▸ **Task statement**:
Starting at the first line and ending at the last, output the data exactly.

▸ **Input for this task**:
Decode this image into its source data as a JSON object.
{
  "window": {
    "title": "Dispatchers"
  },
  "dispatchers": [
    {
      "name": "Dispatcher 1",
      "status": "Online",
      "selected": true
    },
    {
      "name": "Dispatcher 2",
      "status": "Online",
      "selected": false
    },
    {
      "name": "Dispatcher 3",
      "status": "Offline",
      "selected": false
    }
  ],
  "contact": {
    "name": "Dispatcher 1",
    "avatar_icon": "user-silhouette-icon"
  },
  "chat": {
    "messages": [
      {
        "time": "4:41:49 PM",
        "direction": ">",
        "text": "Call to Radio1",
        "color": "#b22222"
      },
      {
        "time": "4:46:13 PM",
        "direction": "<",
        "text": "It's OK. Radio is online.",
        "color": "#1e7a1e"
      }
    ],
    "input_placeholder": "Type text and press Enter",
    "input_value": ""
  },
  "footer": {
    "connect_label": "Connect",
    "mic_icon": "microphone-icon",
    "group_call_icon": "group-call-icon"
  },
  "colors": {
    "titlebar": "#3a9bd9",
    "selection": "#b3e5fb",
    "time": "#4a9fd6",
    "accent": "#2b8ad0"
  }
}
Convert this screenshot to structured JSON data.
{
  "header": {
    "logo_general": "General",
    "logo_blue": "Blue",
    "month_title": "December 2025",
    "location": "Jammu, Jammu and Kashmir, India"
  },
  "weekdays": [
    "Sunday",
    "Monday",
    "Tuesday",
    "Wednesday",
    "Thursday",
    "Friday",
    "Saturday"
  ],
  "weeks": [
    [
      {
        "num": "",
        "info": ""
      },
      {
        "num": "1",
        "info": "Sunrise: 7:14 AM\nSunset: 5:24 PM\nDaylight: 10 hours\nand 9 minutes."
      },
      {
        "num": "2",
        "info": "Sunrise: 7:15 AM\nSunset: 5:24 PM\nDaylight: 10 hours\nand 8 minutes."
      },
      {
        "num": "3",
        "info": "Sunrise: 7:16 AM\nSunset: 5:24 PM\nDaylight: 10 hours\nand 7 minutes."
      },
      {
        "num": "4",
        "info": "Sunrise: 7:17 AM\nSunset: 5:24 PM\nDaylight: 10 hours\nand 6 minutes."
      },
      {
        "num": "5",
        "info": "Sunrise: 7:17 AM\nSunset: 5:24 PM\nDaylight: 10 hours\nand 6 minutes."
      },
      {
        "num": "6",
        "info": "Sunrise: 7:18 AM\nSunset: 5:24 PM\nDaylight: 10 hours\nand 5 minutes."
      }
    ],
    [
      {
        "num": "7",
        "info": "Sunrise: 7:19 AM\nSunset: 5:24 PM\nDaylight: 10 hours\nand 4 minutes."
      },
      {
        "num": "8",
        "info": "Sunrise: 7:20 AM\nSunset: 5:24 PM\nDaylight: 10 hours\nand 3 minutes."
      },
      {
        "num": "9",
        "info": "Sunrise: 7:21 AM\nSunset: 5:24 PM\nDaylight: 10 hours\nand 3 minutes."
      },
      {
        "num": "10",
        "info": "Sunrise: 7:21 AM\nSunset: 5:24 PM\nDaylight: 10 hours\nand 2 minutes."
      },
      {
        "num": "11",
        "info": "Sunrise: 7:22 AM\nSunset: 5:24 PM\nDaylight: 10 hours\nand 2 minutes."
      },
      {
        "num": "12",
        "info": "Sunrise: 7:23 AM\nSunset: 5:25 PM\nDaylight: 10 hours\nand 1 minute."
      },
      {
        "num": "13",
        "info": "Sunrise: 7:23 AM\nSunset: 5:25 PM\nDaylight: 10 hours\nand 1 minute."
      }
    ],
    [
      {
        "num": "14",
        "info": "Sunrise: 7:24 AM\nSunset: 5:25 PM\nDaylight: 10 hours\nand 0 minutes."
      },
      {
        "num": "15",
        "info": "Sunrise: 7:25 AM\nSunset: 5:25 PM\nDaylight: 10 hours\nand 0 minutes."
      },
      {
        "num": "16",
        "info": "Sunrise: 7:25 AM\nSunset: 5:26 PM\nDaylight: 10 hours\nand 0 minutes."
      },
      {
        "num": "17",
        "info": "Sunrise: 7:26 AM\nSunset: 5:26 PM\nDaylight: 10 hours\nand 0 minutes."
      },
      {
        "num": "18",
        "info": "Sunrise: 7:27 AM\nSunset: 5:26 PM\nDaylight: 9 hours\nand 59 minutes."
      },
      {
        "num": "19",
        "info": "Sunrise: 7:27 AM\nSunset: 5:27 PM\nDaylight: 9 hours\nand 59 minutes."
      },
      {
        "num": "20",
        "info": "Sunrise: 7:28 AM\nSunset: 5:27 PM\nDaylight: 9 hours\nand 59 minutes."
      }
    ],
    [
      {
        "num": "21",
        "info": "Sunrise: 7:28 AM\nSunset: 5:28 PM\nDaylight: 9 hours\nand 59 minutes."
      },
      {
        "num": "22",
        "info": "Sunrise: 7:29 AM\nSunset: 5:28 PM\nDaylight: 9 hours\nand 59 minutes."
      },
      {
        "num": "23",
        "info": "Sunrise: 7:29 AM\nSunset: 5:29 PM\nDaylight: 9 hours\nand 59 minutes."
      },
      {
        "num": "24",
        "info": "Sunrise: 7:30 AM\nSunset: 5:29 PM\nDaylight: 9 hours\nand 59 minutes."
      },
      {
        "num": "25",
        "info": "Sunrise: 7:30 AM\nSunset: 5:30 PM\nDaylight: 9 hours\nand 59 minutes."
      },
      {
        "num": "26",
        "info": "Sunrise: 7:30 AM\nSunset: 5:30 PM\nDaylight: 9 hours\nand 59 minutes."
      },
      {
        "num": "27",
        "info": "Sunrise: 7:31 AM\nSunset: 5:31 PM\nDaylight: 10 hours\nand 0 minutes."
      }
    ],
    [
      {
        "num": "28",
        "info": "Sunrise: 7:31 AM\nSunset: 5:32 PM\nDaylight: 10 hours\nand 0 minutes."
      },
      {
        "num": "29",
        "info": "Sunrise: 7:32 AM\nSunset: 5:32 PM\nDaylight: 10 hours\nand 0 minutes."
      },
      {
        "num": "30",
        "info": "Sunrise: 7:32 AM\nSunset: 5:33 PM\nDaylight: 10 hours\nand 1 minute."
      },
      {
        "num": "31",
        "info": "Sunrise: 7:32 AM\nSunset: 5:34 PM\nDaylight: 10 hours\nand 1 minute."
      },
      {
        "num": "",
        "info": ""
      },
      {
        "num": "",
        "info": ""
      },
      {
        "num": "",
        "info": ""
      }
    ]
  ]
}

▸ **Response to the task**:
Decode this image into its source data as a JSON object.
{
  "window": {
    "title": "Dispatchers"
  },
  "dispatchers": [
    {
      "name": "Dispatcher 1",
      "status": "Online",
      "selected": true
    },
    {
      "name": "Dispatcher 2",
      "status": "Online",
      "selected": false
    },
    {
      "name": "Dispatcher 3",
      "status": "Offline",
      "selected": false
    }
  ],
  "contact": {
    "name": "Dispatcher 1",
    "avatar_icon": "user-silhouette-icon"
  },
  "chat": {
    "messages": [
      {
        "time": "4:41:49 PM",
        "direction": ">",
        "text": "Call to Radio1",
        "color": "#b22222"
      },
      {
        "time": "4:46:13 PM",
        "direction": "<",
        "text": "It's OK. Radio is online.",
        "color": "#1e7a1e"
      }
    ],
    "input_placeholder": "Type text and press Enter",
    "input_value": ""
  },
  "footer": {
    "connect_label": "Connect",
    "mic_icon": "microphone-icon",
    "group_call_icon": "group-call-icon"
  },
  "colors": {
    "titlebar": "#3a9bd9",
    "selection": "#b3e5fb",
    "time": "#4a9fd6",
    "accent": "#2b8ad0"
  }
}
Convert this screenshot to structured JSON data.
{
  "header": {
    "logo_general": "General",
    "logo_blue": "Blue",
    "month_title": "December 2025",
    "location": "Jammu, Jammu and Kashmir, India"
  },
  "weekdays": [
    "Sunday",
    "Monday",
    "Tuesday",
    "Wednesday",
    "Thursday",
    "Friday",
    "Saturday"
  ],
  "weeks": [
    [
      {
        "num": "",
        "info": ""
      },
      {
        "num": "1",
        "info": "Sunrise: 7:14 AM\nSunset: 5:24 PM\nDaylight: 10 hours\nand 9 minutes."
      },
      {
        "num": "2",
        "info": "Sunrise: 7:15 AM\nSunset: 5:24 PM\nDaylight: 10 hours\nand 8 minutes."
      },
      {
        "num": "3",
        "info": "Sunrise: 7:16 AM\nSunset: 5:24 PM\nDaylight: 10 hours\nand 7 minutes."
      },
      {
        "num": "4",
        "info": "Sunrise: 7:17 AM\nSunset: 5:24 PM\nDaylight: 10 hours\nand 6 minutes."
      },
      {
        "num": "5",
        "info": "Sunrise: 7:17 AM\nSunset: 5:24 PM\nDaylight: 10 hours\nand 6 minutes."
      },
      {
        "num": "6",
        "info": "Sunrise: 7:18 AM\nSunset: 5:24 PM\nDaylight: 10 hours\nand 5 minutes."
      }
    ],
    [
      {
        "num": "7",
        "info": "Sunrise: 7:19 AM\nSunset: 5:24 PM\nDaylight: 10 hours\nand 4 minutes."
      },
      {
        "num": "8",
        "info": "Sunrise: 7:20 AM\nSunset: 5:24 PM\nDaylight: 10 hours\nand 3 minutes."
      },
      {
        "num": "9",
        "info": "Sunrise: 7:21 AM\nSunset: 5:24 PM\nDaylight: 10 hours\nand 3 minutes."
      },
      {
        "num": "10",
        "info": "Sunrise: 7:21 AM\nSunset: 5:24 PM\nDaylight: 10 hours\nand 2 minutes."
      },
      {
        "num": "11",
        "info": "Sunrise: 7:22 AM\nSunset: 5:24 PM\nDaylight: 10 hours\nand 2 minutes."
      },
      {
        "num": "12",
        "info": "Sunrise: 7:23 AM\nSunset: 5:25 PM\nDaylight: 10 hours\nand 1 minute."
      },
      {
        "num": "13",
        "info": "Sunrise: 7:23 AM\nSunset: 5:25 PM\nDaylight: 10 hours\nand 1 minute."
      }
    ],
    [
      {
        "num": "14",
        "info": "Sunrise: 7:24 AM\nSunset: 5:25 PM\nDaylight: 10 hours\nand 0 minutes."
      },
      {
        "num": "15",
        "info": "Sunrise: 7:25 AM\nSunset: 5:25 PM\nDaylight: 10 hours\nand 0 minutes."
      },
      {
        "num": "16",
        "info": "Sunrise: 7:25 AM\nSunset: 5:26 PM\nDaylight: 10 hours\nand 0 minutes."
      },
      {
        "num": "17",
        "info": "Sunrise: 7:26 AM\nSunset: 5:26 PM\nDaylight: 10 hours\nand 0 minutes."
      },
      {
        "num": "18",
        "info": "Sunrise: 7:27 AM\nSunset: 5:26 PM\nDaylight: 9 hours\nand 59 minutes."
      },
      {
        "num": "19",
        "info": "Sunrise: 7:27 AM\nSunset: 5:27 PM\nDaylight: 9 hours\nand 59 minutes."
      },
      {
        "num": "20",
        "info": "Sunrise: 7:28 AM\nSunset: 5:27 PM\nDaylight: 9 hours\nand 59 minutes."
      }
    ],
    [
      {
        "num": "21",
        "info": "Sunrise: 7:28 AM\nSunset: 5:28 PM\nDaylight: 9 hours\nand 59 minutes."
      },
      {
        "num": "22",
        "info": "Sunrise: 7:29 AM\nSunset: 5:28 PM\nDaylight: 9 hours\nand 59 minutes."
      },
      {
        "num": "23",
        "info": "Sunrise: 7:29 AM\nSunset: 5:29 PM\nDaylight: 9 hours\nand 59 minutes."
      },
      {
        "num": "24",
        "info": "Sunrise: 7:30 AM\nSunset: 5:29 PM\nDaylight: 9 hours\nand 59 minutes."
      },
      {
        "num": "25",
        "info": "Sunrise: 7:30 AM\nSunset: 5:30 PM\nDaylight: 9 hours\nand 59 minutes."
      },
      {
        "num": "26",
        "info": "Sunrise: 7:30 AM\nSunset: 5:30 PM\nDaylight: 9 hours\nand 59 minutes."
      },
      {
        "num": "27",
        "info": "Sunrise: 7:31 AM\nSunset: 5:31 PM\nDaylight: 10 hours\nand 0 minutes."
      }
    ],
    [
      {
        "num": "28",
        "info": "Sunrise: 7:31 AM\nSunset: 5:32 PM\nDaylight: 10 hours\nand 0 minutes."
      },
      {
        "num": "29",
        "info": "Sunrise: 7:32 AM\nSunset: 5:32 PM\nDaylight: 10 hours\nand 0 minutes."
      },
      {
        "num": "30",
        "info": "Sunrise: 7:32 AM\nSunset: 5:33 PM\nDaylight: 10 hours\nand 1 minute."
      },
      {
        "num": "31",
        "info": "Sunrise: 7:32 AM\nSunset: 5:34 PM\nDaylight: 10 hours\nand 1 minute."
      },
      {
        "num": "",
        "info": ""
      },
      {
        "num": "",
        "info": ""
      },
      {
        "num": "",
        "info": ""
      }
    ]
  ]
}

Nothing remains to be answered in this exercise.